● **EXERCISE INPUTS**:

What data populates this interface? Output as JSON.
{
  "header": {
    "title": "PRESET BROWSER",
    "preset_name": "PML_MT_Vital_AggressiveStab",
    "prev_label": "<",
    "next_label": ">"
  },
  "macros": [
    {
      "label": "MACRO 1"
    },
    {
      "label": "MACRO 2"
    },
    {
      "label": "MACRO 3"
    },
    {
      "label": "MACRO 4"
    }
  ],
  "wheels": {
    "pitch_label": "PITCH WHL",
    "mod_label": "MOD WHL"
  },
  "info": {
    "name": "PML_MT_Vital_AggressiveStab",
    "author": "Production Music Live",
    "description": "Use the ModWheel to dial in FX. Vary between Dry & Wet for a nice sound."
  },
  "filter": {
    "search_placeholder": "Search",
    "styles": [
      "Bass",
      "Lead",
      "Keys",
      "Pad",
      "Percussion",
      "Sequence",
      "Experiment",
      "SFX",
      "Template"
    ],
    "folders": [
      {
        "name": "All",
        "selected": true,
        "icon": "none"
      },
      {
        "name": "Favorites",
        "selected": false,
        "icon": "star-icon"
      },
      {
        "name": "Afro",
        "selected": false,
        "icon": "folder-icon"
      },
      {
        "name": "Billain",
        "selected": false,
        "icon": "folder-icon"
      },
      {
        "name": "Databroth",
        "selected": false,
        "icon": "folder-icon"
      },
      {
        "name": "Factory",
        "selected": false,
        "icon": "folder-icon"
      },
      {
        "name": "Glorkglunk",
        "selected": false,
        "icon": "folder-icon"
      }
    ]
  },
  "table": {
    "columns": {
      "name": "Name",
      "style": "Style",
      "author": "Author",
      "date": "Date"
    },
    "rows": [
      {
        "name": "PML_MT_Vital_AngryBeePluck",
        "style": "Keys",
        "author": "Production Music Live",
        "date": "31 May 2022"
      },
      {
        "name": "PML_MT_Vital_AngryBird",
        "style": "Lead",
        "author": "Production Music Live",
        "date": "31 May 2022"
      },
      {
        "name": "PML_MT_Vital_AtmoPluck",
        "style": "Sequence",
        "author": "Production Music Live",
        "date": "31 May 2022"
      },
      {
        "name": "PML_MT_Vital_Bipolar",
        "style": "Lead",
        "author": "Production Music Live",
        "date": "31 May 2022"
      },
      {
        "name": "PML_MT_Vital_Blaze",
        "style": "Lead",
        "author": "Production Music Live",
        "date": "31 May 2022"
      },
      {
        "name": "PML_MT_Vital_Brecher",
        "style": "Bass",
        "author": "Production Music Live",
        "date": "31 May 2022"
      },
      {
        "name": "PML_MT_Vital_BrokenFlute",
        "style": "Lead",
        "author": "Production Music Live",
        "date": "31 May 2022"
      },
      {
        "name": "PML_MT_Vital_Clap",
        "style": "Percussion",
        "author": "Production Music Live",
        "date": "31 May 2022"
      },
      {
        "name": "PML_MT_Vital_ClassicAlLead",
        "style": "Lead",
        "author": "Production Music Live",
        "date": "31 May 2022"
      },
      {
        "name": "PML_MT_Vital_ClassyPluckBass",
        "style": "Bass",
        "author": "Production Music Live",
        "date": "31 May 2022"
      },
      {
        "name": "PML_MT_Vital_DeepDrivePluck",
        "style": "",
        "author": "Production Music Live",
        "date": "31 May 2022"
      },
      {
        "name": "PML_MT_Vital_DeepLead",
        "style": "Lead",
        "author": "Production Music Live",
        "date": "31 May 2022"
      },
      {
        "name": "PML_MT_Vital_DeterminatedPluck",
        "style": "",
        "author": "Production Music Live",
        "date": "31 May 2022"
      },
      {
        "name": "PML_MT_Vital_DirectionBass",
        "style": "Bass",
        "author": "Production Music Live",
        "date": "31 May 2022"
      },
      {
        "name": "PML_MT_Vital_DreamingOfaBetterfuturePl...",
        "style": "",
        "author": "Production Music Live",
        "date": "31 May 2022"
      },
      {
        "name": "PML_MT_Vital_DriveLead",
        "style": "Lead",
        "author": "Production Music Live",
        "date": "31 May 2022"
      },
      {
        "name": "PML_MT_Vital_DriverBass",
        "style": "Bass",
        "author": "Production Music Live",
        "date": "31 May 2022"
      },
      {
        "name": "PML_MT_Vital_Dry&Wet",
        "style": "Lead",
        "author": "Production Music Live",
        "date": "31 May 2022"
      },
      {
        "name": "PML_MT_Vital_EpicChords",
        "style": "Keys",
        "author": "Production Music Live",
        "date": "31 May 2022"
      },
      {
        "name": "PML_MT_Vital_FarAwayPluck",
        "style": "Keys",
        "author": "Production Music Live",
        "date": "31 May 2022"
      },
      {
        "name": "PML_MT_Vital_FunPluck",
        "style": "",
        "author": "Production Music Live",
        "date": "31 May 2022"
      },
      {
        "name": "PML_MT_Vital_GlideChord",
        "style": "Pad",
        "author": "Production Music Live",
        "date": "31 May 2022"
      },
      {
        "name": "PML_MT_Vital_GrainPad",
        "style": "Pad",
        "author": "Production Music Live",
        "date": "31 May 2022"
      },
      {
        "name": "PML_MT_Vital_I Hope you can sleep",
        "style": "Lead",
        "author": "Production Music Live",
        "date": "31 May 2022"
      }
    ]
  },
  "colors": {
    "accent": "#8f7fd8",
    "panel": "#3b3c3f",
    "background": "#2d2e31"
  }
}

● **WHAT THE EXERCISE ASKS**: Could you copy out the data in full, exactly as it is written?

● **ANSWER SPACE**:
What data populates this interface? Output as JSON.
{
  "header": {
    "title": "PRESET BROWSER",
    "preset_name": "PML_MT_Vital_AggressiveStab",
    "prev_label": "<",
    "next_label": ">"
  },
  "macros": [
    {
      "label": "MACRO 1"
    },
    {
      "label": "MACRO 2"
    },
    {
      "label": "MACRO 3"
    },
    {
      "label": "MACRO 4"
    }
  ],
  "wheels": {
    "pitch_label": "PITCH WHL",
    "mod_label": "MOD WHL"
  },
  "info": {
    "name": "PML_MT_Vital_AggressiveStab",
    "author": "Production Music Live",
    "description": "Use the ModWheel to dial in FX. Vary between Dry & Wet for a nice sound."
  },
  "filter": {
    "search_placeholder": "Search",
    "styles": [
      "Bass",
      "Lead",
      "Keys",
      "Pad",
      "Percussion",
      "Sequence",
      "Experiment",
      "SFX",
      "Template"
    ],
    "folders": [
      {
        "name": "All",
        "selected": true,
        "icon": "none"
      },
      {
        "name": "Favorites",
        "selected": false,
        "icon": "star-icon"
      },
      {
        "name": "Afro",
        "selected": false,
        "icon": "folder-icon"
      },
      {
        "name": "Billain",
        "selected": false,
        "icon": "folder-icon"
      },
      {
        "name": "Databroth",
        "selected": false,
        "icon": "folder-icon"
      },
      {
        "name": "Factory",
        "selected": false,
        "icon": "folder-icon"
      },
      {
        "name": "Glorkglunk",
        "selected": false,
        "icon": "folder-icon"
      }
    ]
  },
  "table": {
    "columns": {
      "name": "Name",
      "style": "Style",
      "author": "Author",
      "date": "Date"
    },
    "rows": [
      {
        "name": "PML_MT_Vital_AngryBeePluck",
        "style": "Keys",
        "author": "Production Music Live",
        "date": "31 May 2022"
      },
      {
        "name": "PML_MT_Vital_AngryBird",
        "style": "Lead",
        "author": "Production Music Live",
        "date": "31 May 2022"
      },
      {
        "name": "PML_MT_Vital_AtmoPluck",
        "style": "Sequence",
        "author": "Production Music Live",
        "date": "31 May 2022"
      },
      {
        "name": "PML_MT_Vital_Bipolar",
        "style": "Lead",
        "author": "Production Music Live",
        "date": "31 May 2022"
      },
      {
        "name": "PML_MT_Vital_Blaze",
        "style": "Lead",
        "author": "Production Music Live",
        "date": "31 May 2022"
      },
      {
        "name": "PML_MT_Vital_Brecher",
        "style": "Bass",
        "author": "Production Music Live",
        "date": "31 May 2022"
      },
      {
        "name": "PML_MT_Vital_BrokenFlute",
        "style": "Lead",
        "author": "Production Music Live",
        "date": "31 May 2022"
      },
      {
        "name": "PML_MT_Vital_Clap",
        "style": "Percussion",
        "author": "Production Music Live",
        "date": "31 May 2022"
      },
      {
        "name": "PML_MT_Vital_ClassicAlLead",
        "style": "Lead",
        "author": "Production Music Live",
        "date": "31 May 2022"
      },
      {
        "name": "PML_MT_Vital_ClassyPluckBass",
        "style": "Bass",
        "author": "Production Music Live",
        "date": "31 May 2022"
      },
      {
        "name": "PML_MT_Vital_DeepDrivePluck",
        "style": "",
        "author": "Production Music Live",
        "date": "31 May 2022"
      },
      {
        "name": "PML_MT_Vital_DeepLead",
        "style": "Lead",
        "author": "Production Music Live",
        "date": "31 May 2022"
      },
      {
        "name": "PML_MT_Vital_DeterminatedPluck",
        "style": "",
        "author": "Production Music Live",
        "date": "31 May 2022"
      },
      {
        "name": "PML_MT_Vital_DirectionBass",
        "style": "Bass",
        "author": "Production Music Live",
        "date": "31 May 2022"
      },
      {
        "name": "PML_MT_Vital_DreamingOfaBetterfuturePl...",
        "style": "",
        "author": "Production Music Live",
        "date": "31 May 2022"
      },
      {
        "name": "PML_MT_Vital_DriveLead",
        "style": "Lead",
        "author": "Production Music Live",
        "date": "31 May 2022"
      },
      {
        "name": "PML_MT_Vital_DriverBass",
        "style": "Bass",
        "author": "Production Music Live",
        "date": "31 May 2022"
      },
      {
        "name": "PML_MT_Vital_Dry&Wet",
        "style": "Lead",
        "author": "Production Music Live",
        "date": "31 May 2022"
      },
      {
        "name": "PML_MT_Vital_EpicChords",
        "style": "Keys",
        "author": "Production Music Live",
        "date": "31 May 2022"
      },
      {
        "name": "PML_MT_Vital_FarAwayPluck",
        "style": "Keys",
        "author": "Production Music Live",
        "date": "31 May 2022"
      },
      {
        "name": "PML_MT_Vital_FunPluck",
        "style": "",
        "author": "Production Music Live",
        "date": "31 May 2022"
      },
      {
        "name": "PML_MT_Vital_GlideChord",
        "style": "Pad",
        "author": "Production Music Live",
        "date": "31 May 2022"
      },
      {
        "name": "PML_MT_Vital_GrainPad",
        "style": "Pad",
        "author": "Production Music Live",
        "date": "31 May 2022"
      },
      {
        "name": "PML_MT_Vital_I Hope you can sleep",
        "style": "Lead",
        "author": "Production Music Live",
        "date": "31 May 2022"
      }
    ]
  },
  "colors": {
    "accent": "#8f7fd8",
    "panel": "#3b3c3f",
    "background": "#2d2e31"
  }
}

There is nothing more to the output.